#### MATERIAL PROVIDED:
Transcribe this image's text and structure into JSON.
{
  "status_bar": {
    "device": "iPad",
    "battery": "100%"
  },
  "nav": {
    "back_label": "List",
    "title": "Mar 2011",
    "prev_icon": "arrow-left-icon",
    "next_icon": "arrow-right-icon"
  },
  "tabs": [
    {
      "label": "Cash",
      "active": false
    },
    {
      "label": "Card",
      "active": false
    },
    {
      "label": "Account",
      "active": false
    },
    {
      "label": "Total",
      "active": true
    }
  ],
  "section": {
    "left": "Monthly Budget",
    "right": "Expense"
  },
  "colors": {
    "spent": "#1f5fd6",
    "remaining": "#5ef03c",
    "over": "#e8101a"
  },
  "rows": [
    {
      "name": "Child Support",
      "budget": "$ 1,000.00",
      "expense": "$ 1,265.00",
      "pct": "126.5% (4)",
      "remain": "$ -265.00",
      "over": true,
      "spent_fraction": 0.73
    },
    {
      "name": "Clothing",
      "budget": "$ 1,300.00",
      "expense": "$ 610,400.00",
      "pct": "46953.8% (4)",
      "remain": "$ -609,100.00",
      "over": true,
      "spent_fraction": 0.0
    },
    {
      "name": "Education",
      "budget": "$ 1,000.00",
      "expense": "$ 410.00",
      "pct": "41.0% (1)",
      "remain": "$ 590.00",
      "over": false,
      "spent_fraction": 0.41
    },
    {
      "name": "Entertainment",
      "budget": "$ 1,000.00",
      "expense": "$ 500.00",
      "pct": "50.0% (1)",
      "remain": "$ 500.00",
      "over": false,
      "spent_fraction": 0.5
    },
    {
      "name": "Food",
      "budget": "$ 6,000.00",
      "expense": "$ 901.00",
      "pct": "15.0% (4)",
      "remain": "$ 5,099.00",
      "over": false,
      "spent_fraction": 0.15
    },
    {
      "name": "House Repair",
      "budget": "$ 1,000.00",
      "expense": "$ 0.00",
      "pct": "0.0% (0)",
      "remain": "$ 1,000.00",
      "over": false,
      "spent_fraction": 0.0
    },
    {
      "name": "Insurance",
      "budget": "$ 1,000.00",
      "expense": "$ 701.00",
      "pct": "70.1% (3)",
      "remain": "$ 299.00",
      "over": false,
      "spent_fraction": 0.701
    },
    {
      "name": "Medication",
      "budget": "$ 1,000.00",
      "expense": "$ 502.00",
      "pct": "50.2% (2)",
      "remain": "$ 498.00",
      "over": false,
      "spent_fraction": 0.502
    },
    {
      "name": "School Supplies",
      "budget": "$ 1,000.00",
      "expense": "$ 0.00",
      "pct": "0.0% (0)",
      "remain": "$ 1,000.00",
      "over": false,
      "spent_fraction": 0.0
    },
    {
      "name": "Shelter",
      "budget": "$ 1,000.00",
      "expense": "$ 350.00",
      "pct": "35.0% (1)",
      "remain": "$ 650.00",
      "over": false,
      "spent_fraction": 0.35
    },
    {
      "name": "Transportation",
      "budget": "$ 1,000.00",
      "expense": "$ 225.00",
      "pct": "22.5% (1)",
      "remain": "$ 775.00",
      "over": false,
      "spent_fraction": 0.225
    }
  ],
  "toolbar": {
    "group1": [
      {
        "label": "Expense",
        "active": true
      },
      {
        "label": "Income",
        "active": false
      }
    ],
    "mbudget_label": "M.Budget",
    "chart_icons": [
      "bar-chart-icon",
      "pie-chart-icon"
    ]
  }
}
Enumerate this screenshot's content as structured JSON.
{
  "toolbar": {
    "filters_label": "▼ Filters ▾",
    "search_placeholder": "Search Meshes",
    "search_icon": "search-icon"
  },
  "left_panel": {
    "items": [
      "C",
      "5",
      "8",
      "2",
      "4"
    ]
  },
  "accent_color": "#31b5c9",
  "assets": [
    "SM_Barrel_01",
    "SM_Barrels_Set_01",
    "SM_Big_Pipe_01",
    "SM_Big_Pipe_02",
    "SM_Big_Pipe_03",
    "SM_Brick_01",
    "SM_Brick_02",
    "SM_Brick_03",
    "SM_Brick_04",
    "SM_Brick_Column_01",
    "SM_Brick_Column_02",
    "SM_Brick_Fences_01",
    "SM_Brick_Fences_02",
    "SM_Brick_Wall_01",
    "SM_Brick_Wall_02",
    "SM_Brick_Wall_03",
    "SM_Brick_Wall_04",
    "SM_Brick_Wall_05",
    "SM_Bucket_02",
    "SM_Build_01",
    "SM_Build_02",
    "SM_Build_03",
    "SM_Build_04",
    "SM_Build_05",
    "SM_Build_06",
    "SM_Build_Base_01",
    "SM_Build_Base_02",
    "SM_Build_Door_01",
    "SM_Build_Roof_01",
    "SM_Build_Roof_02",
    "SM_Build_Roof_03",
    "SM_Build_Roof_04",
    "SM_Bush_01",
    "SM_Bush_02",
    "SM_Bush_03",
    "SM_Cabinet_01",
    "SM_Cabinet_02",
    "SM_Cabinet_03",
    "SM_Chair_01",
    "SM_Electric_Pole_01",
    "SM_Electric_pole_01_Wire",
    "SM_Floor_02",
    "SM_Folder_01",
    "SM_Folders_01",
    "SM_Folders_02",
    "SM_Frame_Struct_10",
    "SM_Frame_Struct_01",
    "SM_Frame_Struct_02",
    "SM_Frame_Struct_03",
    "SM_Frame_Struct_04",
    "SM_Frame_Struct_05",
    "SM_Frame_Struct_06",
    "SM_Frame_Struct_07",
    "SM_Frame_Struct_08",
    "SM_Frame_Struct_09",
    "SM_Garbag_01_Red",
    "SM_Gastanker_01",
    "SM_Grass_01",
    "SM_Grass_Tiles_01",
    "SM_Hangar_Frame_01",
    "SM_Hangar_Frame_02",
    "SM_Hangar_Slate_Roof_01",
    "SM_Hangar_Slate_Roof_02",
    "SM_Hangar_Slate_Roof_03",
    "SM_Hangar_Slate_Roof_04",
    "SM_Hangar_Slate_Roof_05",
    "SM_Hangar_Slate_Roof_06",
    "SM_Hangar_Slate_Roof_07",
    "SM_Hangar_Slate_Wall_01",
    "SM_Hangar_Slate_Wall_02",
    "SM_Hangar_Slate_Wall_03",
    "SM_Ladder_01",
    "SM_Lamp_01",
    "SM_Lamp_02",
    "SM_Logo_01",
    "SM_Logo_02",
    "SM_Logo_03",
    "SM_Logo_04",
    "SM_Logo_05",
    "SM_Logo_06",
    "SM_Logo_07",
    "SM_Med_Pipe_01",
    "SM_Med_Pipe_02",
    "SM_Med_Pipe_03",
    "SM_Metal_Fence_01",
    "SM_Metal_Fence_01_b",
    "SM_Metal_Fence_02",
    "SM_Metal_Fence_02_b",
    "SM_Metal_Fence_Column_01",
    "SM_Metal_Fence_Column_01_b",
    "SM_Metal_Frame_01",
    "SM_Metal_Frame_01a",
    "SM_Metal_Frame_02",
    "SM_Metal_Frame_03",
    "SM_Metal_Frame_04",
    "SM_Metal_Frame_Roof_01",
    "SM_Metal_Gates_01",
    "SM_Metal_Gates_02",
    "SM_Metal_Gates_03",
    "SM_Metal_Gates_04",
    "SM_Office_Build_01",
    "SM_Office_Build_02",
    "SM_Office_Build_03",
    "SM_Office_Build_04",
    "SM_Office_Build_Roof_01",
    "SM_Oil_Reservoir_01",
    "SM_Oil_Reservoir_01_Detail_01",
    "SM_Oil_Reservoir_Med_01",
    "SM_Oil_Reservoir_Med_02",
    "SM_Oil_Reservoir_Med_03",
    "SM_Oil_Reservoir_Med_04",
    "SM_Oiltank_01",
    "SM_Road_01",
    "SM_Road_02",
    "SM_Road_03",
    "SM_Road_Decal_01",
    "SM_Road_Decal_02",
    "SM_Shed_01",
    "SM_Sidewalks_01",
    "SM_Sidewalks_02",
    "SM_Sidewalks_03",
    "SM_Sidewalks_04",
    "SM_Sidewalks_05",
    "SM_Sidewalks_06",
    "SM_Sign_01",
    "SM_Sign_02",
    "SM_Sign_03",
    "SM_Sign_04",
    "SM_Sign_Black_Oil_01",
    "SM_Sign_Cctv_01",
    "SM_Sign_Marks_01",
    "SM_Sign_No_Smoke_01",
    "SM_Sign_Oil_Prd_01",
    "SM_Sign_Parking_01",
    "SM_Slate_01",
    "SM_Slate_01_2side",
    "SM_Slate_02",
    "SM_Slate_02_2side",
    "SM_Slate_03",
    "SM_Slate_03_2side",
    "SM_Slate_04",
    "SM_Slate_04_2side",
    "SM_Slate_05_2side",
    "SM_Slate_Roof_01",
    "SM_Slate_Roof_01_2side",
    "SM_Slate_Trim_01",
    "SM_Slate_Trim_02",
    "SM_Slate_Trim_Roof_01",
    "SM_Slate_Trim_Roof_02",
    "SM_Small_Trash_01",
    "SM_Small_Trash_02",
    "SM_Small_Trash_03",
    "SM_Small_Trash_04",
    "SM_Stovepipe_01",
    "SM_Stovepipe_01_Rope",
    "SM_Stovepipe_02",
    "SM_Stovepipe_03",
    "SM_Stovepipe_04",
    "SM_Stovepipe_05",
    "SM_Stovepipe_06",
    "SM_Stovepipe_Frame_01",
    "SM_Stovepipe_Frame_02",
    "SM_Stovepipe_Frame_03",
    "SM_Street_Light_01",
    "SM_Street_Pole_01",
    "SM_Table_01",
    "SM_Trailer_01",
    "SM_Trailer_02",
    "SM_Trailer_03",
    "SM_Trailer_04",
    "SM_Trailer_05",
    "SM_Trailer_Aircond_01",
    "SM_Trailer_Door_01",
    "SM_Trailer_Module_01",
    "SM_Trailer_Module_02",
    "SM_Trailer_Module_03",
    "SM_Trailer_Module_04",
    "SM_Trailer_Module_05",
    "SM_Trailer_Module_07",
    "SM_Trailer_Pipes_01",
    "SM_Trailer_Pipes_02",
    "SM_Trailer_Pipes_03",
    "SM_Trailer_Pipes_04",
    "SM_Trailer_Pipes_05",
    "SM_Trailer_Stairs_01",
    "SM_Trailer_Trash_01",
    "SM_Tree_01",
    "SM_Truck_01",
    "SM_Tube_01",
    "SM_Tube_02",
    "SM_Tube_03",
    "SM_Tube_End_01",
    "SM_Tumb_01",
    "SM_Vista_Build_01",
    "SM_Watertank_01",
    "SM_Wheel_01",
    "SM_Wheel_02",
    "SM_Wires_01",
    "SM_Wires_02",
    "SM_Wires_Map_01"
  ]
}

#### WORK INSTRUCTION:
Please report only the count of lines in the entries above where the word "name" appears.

#### RESULT:
11